ABOUT THIS EXERCISE »
Find the lines below holding the word "area" and copy each of them.

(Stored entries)
------

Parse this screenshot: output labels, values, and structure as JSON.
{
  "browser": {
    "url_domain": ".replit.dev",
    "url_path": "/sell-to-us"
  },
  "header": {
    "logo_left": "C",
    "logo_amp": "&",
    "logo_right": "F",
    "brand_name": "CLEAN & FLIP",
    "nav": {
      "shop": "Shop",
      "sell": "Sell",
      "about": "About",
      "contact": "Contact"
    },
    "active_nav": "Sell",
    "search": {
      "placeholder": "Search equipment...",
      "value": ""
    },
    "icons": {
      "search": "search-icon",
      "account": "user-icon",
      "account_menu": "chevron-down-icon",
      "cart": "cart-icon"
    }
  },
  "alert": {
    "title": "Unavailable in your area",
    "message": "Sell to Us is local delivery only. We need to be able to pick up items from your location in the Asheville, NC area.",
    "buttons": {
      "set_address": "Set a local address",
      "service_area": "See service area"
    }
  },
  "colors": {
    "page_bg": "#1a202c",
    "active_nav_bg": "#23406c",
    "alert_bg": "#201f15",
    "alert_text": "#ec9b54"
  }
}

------

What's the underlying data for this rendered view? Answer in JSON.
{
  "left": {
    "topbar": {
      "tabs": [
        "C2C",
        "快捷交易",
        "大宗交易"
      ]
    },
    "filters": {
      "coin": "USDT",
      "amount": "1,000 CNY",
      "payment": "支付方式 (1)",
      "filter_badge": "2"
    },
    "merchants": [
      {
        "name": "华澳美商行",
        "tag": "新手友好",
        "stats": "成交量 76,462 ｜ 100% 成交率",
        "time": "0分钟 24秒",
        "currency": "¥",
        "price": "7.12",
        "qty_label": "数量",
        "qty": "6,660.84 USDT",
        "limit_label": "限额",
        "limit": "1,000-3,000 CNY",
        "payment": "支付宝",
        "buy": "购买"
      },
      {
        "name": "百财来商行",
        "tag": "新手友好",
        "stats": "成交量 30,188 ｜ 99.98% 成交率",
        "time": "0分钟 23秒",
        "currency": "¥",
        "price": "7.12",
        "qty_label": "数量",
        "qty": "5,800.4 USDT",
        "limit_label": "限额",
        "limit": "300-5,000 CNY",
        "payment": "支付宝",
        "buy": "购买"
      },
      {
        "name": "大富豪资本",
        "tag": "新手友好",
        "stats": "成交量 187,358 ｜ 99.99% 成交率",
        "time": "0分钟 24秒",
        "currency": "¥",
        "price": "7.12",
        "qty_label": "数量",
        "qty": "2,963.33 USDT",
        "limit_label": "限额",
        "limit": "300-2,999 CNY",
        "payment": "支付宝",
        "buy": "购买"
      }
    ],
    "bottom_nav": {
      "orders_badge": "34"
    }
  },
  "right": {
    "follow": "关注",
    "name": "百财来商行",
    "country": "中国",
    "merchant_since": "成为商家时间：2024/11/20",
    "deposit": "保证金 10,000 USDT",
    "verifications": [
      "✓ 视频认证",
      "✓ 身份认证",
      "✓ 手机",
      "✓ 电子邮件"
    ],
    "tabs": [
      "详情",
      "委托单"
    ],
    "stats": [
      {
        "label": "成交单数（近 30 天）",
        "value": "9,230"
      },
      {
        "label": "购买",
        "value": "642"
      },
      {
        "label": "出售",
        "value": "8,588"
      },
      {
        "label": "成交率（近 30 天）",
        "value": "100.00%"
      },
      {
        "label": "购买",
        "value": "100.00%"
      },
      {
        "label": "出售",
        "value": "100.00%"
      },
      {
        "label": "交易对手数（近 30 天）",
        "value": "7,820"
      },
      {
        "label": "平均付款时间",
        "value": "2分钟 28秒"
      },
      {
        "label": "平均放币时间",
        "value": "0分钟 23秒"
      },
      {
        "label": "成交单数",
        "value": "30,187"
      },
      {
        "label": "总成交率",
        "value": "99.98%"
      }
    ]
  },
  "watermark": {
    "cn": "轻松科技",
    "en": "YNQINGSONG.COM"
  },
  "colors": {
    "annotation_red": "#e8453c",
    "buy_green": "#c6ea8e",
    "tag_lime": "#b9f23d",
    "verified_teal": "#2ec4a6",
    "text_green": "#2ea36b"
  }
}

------

RESULT OF THE EXERCISE »
    "title": "Unavailable in your area",
    "message": "Sell to Us is local delivery only. We need to be able to pick up items from your location in the Asheville, NC area.",
      "service_area": "See service area"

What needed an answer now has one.